- I believe that the Roman Catholic Church was and is Christian. That being said, I do believe that it, like any other denomination has made errors. I feel that the main error is its belief that it cannot err in matters of doctrine and morals so that if it is wrong it must strain to come up with some way of dealing with it without admitting that it was wrong. I think that an example is the way the Church deals with non-Catholic Christians. I think that the teaching that outside the Catholic Church there is no salvation presented a problem. It meant that nobody who was not in full communion with the Catholic Church could not be saved. Pope Boniface VIII Unam Sanctum appears quite clear in its statement and goes on to say:
Furthermore, we declare, we proclaim, we define that it is absolutely necessary for salvation that every human creature be subject to the Roman Pontiff.
That sounds to me as if it was intended to be an infallible statement. The Church had to struggle to find some way to say that non-Catholic Christians could be saved and came up with its statements that somehow non-Catholic are imperfectly part of the Church and can find salavtion. I don’t know how the above quote was dealt with, other than essentially being ignored, since neither the Orthodox Church or Protestants are subject to the Pope.
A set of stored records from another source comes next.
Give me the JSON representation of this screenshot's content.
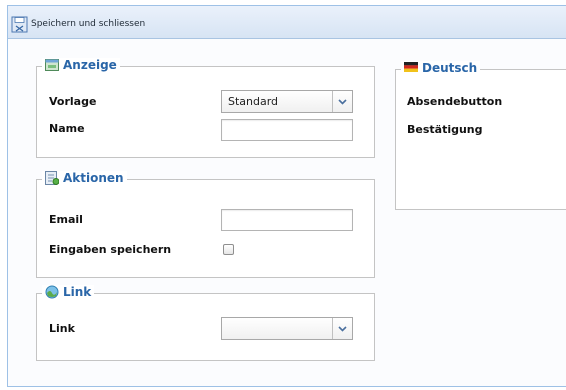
{
  "toolbar": {
    "save_close_label": "Speichern und schliessen"
  },
  "anzeige": {
    "legend": "Anzeige",
    "vorlage_label": "Vorlage",
    "vorlage_value": "Standard",
    "name_label": "Name",
    "name_value": ""
  },
  "aktionen": {
    "legend": "Aktionen",
    "email_label": "Email",
    "email_value": "",
    "save_inputs_label": "Eingaben speichern",
    "save_inputs_checked": false
  },
  "link": {
    "legend": "Link",
    "link_label": "Link",
    "link_value": ""
  },
  "deutsch": {
    "legend": "Deutsch",
    "submit_button_label": "Absendebutton",
    "confirmation_label": "Bestätigung"
  },
  "colors": {
    "legend_text": "#2a66a8",
    "toolbar_border": "#a9c4e2"
  },
  "icons": {
    "save_close": "save-close-icon",
    "anzeige": "display-icon",
    "aktionen": "actions-icon",
    "link": "globe-link-icon",
    "deutsch": "german-flag-icon",
    "dropdown": "chevron-down-icon"
  }
}
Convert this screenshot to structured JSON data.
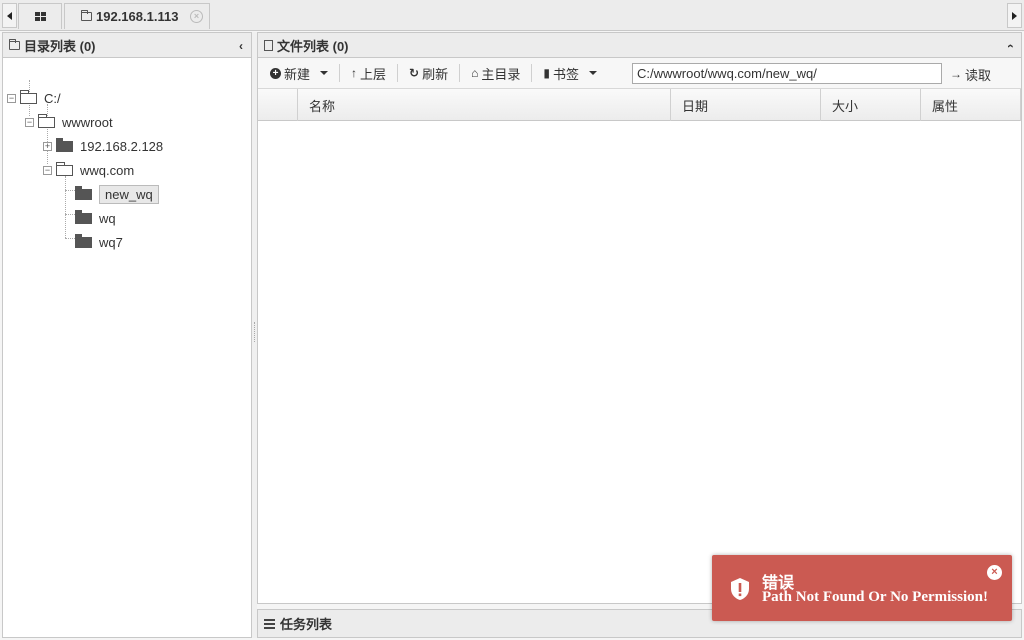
{
  "tabs": {
    "home_icon": "grid-icon",
    "host_tab": {
      "label": "192.168.1.113",
      "icon": "folder-icon",
      "close_icon": "close-icon"
    }
  },
  "left_panel": {
    "title": "目录列表 (0)",
    "collapse_icon": "chevron-left-icon",
    "tree": [
      {
        "label": "C:/",
        "expander": "−",
        "icon": "folder-open-icon"
      },
      {
        "label": "wwwroot",
        "expander": "−",
        "icon": "folder-open-icon"
      },
      {
        "label": "192.168.2.128",
        "expander": "+",
        "icon": "folder-closed-icon"
      },
      {
        "label": "wwq.com",
        "expander": "−",
        "icon": "folder-open-icon"
      },
      {
        "label": "new_wq",
        "icon": "folder-closed-icon",
        "selected": true
      },
      {
        "label": "wq",
        "icon": "folder-closed-icon"
      },
      {
        "label": "wq7",
        "icon": "folder-closed-icon"
      }
    ]
  },
  "right_panel": {
    "title": "文件列表 (0)",
    "collapse_icon": "chevron-up-icon",
    "toolbar": {
      "new_label": "新建",
      "up_label": "上层",
      "refresh_label": "刷新",
      "home_label": "主目录",
      "bookmark_label": "书签",
      "path_value": "C:/wwwroot/wwq.com/new_wq/",
      "read_label": "读取"
    },
    "columns": [
      "名称",
      "日期",
      "大小",
      "属性"
    ]
  },
  "task_panel": {
    "title": "任务列表"
  },
  "toast": {
    "title": "错误",
    "message": "Path Not Found Or No Permission!",
    "color": "#cb5a52"
  }
}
As I have said in a number of different places on these boards, I believe that all denominations, including the Catholic Church have tried to define too much. Men want to know everything and feel that they have a right to know everything. If God has not clearly revealed something, men will subject it to their “reasoning” to come up with something to satisfy their desire to know everything. They then look for some foundation in the Scriptures to fit their reasoning or, in reverse, they will latch onto a passage and force their meaning into it, even if it means straining the passage and ignoring or explaining away others.
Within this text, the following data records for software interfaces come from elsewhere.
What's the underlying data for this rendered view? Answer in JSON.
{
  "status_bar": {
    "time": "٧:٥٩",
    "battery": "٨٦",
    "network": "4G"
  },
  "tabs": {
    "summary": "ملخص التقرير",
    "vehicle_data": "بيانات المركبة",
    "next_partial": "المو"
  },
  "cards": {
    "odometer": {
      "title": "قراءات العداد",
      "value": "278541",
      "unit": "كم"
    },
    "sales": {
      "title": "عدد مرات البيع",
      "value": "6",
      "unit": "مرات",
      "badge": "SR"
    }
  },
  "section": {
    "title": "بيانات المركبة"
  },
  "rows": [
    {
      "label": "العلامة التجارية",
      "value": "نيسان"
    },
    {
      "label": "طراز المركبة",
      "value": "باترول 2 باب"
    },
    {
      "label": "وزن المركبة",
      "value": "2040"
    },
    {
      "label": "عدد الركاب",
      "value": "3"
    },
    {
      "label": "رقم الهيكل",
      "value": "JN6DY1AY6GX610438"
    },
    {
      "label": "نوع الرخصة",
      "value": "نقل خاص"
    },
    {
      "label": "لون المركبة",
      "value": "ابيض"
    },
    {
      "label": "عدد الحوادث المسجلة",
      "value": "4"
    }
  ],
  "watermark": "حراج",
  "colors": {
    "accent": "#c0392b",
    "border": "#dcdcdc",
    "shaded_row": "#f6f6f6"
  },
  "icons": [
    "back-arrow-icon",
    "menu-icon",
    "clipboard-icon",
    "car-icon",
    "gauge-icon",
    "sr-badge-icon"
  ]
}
For example, many Protestants have done this with the “once saved always saved” doctrine. They want perfect assurance and find it by this doctrine. If someone falls away from Christ, they must fall back and say that they were never really saved. It may or may not be true, but even if it is true, to define it as a doctrine is dangerous. Protestants deny antinomianism but the doctrine can lead people to underestimate the value of works to their own detriment.
Catholics have also done this, in my view with some of the Marian doctrines. They may or may not be true. I am not arguing against their truth here, but even if they are true should they be defined as infallible truth that must be believed. For example, the perpetual virginity of Mary. One of the main reasons I have seen for this doctrine is that it would not be fitting that the womb that carried Jesus carry any other. That is applying reasoning to reach the desired conclusion. It then requires finding someway to explain away all the passages that refer to Jesus’ brothers. I believe that if it was a necessary belief that God would have made Scripture clearer on it and not used the term brother. After all God does not create confusion.
I believe that the Marian dogmas present a danger to believers. I know that Catholic Church says that they do not worship Mary and I know that Catholics honestly believe that they don’t. But there is the risk that declaring too much about Mary will cause some people, even if they don’t intend it, to cross the line and turn veneration into worship. They may not intend to do this but “a rose by any other name would smell as sweet”. It may not be called or thought of as worship but if it actually amounts to it then the believer is hurt to their detriment. As Hebrews says, the old sacrifices were for sins committed in ignorance, so intention does not necessarily change something from being wrong.
Since I have said that I don’t think that the Catholic Church ever stopped being Christian, it goes without saying that Luther did not restore Christianity. He tried to correct some errors in the Church, but because the Church could not admit error, it ended up in a new denomination being created. This is not to say that Luther, or other Reformers, did not make errors. Again as humans they make mistakes by trying to define to much. Calvin tried to define everything and ended up creating a system where everything is robot-like in operation. He corrected some errors but introduced others.
There have been ongoing splits since the Reformation for a number of reasons. One is that Protestants do not believe their leaders to be infallible. If they find error and cannot change the denomination they may split. Even if they correct the error they may introduce new ones. There are also splits because of human pride and the desire to know, define and explain everything. Someone tries to explain or know something, comes up with the conclusion and then a split occurs.